A breach of contract is typically described as one party not fulfilling one or more terms of the contract. This is an actual breach of contract.
An anticipatory breach of contract is when a party demonstrates by doing or saying something (or failing to do something) that it will breach the contract. It’s also sometimes known as an anticipatory repudiation.
How can you be sure it’s an anticipatory breach?
There are different requirements for what constitutes an anticipatory breach based on what the party’s responsibilities are under the contract. However, one party to the contract can’t just make the assumption that the other party will breach it.
For example, say you’ve hired an architect to remodel a commercial building you’ve purchased. If that architect keeps postponing meetings with the contractors and others instrumental in the project, you can’t just claim anticipatory breach and initiate legal action.
However, what if the architect informs you that they’ve had no time to devote to the project because another project has run into problems or they’ve taken on a new project and can’t make time to work on yours for weeks or maybe months? That’s likely an anticipatory breach because it means they won’t be able to finish the remodel on time, which will be an actual breach of contract.
What are your responsibilities when you have an anticipatory breach?
If you determine that you’re dealing with an anticipatory breach, you can start legal action. However, you also have a responsibility to take steps to lessen your damages. For example, if you’re paying the architect on a regular basis, you’d immediately stop paying them. You’d also seek another architect to step in and take over the project so you don’t lose any more time.
Of course, to have a solid legal case, the original contract must be sound and not open to interpretation. Otherwise, the other party can claim that they aren’t breaching it or it was not a valid contract in the first place.

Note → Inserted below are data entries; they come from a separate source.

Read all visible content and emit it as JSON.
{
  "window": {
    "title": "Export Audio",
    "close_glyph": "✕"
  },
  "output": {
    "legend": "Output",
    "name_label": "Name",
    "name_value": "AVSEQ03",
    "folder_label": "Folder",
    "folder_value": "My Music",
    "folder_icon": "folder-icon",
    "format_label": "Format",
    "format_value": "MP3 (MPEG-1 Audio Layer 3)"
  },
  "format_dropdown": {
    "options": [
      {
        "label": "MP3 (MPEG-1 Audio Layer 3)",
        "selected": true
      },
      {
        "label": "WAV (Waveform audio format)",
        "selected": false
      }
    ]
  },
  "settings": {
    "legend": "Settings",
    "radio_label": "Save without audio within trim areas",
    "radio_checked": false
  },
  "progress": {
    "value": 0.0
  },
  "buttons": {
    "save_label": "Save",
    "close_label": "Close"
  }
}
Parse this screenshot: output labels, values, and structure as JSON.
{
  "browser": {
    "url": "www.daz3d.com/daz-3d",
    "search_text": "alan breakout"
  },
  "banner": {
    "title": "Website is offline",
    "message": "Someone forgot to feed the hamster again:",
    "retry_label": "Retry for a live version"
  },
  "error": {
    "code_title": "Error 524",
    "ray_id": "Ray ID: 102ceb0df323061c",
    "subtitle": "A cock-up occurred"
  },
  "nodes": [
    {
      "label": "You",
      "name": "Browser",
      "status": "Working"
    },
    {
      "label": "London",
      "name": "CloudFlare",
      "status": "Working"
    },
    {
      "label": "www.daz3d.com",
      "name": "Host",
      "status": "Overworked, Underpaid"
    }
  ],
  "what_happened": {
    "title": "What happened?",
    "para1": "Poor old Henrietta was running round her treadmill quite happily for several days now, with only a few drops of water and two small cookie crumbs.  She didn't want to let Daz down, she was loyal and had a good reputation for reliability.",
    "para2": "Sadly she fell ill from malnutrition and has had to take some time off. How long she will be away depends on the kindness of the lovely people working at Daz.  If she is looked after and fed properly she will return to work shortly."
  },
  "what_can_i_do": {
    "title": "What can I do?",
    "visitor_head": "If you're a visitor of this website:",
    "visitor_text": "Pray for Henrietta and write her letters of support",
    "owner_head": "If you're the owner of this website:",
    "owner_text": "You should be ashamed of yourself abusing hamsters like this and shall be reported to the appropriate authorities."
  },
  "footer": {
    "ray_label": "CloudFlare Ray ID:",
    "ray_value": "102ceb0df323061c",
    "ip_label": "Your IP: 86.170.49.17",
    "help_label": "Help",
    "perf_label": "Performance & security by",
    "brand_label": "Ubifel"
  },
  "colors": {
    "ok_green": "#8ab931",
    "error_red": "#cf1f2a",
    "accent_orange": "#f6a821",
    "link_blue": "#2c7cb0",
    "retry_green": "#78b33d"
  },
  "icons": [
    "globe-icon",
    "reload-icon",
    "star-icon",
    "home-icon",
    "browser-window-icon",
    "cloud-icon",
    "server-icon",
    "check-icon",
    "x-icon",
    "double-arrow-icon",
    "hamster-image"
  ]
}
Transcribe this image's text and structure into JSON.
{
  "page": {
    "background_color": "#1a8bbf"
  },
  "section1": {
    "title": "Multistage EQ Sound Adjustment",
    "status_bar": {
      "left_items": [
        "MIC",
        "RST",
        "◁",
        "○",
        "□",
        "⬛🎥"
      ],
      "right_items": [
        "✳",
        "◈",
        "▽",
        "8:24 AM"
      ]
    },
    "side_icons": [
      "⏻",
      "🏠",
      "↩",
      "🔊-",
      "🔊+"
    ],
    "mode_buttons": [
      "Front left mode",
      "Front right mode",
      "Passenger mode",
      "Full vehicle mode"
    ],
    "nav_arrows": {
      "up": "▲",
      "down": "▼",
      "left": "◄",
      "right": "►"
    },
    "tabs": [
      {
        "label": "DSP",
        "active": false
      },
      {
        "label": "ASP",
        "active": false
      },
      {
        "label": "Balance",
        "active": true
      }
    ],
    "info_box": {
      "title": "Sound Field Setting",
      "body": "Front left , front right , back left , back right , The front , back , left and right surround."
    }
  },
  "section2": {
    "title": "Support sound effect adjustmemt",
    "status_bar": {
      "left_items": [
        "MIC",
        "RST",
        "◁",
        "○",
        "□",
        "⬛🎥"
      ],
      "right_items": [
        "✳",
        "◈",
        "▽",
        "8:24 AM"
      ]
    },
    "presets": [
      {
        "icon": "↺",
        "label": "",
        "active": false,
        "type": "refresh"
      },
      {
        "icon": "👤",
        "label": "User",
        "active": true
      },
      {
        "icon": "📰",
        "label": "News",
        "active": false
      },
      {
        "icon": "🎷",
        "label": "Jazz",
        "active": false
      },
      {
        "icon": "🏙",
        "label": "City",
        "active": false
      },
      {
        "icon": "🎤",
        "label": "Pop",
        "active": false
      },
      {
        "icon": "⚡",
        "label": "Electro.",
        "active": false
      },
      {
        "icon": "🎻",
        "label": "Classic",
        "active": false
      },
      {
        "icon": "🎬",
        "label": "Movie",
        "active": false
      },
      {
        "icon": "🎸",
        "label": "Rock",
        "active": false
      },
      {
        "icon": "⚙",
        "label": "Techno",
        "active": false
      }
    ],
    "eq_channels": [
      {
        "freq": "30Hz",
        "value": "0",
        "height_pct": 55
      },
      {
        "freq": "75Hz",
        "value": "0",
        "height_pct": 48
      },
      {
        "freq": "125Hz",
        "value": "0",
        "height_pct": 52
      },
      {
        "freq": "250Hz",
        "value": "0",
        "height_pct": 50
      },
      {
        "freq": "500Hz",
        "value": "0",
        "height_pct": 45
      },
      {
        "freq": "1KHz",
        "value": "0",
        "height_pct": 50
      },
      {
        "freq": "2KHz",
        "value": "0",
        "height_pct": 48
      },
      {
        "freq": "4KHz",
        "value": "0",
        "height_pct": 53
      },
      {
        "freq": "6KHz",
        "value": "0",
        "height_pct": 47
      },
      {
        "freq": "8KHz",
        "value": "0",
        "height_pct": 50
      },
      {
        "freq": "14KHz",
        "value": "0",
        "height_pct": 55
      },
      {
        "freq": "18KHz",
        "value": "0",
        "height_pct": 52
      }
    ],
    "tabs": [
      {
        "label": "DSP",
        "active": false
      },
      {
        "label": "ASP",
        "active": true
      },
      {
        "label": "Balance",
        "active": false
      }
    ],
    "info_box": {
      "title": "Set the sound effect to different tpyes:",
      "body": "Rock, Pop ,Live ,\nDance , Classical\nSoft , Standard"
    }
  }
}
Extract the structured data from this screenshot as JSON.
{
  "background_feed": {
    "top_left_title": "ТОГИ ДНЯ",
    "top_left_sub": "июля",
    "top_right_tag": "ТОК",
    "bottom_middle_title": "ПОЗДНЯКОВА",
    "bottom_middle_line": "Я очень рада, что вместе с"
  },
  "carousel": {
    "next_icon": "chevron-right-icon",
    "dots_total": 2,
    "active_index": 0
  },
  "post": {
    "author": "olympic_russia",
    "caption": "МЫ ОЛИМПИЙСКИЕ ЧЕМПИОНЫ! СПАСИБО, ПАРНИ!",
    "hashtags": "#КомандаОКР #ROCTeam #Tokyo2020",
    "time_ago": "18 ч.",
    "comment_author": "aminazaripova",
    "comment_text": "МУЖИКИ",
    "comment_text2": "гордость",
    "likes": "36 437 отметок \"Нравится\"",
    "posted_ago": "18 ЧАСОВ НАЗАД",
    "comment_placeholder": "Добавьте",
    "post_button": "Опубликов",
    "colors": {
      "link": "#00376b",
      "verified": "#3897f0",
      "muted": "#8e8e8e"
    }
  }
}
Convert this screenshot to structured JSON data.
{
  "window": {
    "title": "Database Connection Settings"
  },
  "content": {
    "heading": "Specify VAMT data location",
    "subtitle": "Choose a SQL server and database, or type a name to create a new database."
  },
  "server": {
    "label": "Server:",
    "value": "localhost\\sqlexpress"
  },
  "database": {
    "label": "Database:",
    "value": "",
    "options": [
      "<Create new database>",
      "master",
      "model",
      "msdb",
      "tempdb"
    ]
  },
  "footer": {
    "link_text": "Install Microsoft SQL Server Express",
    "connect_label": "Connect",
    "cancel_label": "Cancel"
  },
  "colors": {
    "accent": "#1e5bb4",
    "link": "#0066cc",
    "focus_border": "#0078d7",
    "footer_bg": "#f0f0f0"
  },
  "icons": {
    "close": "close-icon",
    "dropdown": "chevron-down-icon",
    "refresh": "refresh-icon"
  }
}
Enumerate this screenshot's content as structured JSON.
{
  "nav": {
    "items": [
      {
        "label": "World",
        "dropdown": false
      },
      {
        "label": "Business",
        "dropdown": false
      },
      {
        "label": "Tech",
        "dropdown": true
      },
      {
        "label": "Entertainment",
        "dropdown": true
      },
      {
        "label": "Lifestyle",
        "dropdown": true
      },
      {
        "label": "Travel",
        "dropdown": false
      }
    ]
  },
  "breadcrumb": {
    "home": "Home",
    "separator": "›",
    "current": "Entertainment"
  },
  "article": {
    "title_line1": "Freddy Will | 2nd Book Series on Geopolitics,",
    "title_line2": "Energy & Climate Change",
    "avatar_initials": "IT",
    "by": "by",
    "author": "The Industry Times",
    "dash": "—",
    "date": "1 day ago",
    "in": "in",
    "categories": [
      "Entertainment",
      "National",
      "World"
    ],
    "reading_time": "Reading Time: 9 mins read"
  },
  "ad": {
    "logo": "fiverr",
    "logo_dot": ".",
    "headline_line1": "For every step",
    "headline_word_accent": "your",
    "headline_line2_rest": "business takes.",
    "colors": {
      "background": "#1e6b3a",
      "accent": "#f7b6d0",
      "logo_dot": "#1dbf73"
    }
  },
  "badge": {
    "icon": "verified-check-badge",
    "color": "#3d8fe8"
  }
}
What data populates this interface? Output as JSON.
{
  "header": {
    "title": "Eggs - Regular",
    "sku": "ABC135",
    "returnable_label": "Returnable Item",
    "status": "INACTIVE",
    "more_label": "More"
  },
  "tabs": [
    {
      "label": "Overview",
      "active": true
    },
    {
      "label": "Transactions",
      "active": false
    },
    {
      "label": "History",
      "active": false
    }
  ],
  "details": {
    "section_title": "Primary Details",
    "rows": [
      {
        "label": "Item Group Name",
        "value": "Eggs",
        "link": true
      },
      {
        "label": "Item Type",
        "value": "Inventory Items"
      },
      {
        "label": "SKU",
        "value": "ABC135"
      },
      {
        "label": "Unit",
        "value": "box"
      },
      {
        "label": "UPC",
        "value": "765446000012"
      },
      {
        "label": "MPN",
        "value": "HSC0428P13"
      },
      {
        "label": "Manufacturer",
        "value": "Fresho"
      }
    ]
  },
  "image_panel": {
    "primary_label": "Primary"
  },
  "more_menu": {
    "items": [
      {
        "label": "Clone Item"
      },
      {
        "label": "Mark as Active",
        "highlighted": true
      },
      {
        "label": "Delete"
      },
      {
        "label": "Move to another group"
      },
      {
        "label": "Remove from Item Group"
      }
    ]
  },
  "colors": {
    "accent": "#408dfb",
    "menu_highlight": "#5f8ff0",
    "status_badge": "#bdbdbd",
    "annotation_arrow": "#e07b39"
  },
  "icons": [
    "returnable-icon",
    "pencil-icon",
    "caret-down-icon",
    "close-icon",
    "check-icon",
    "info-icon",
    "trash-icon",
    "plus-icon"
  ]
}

If you believe you’re dealing with an anticipatory breach of contract, it’s wise to get legal guidance as soon as possible. This can help you determine whether you can indeed initiate legal action and what else you need to do to lessen the damage to your project and your business.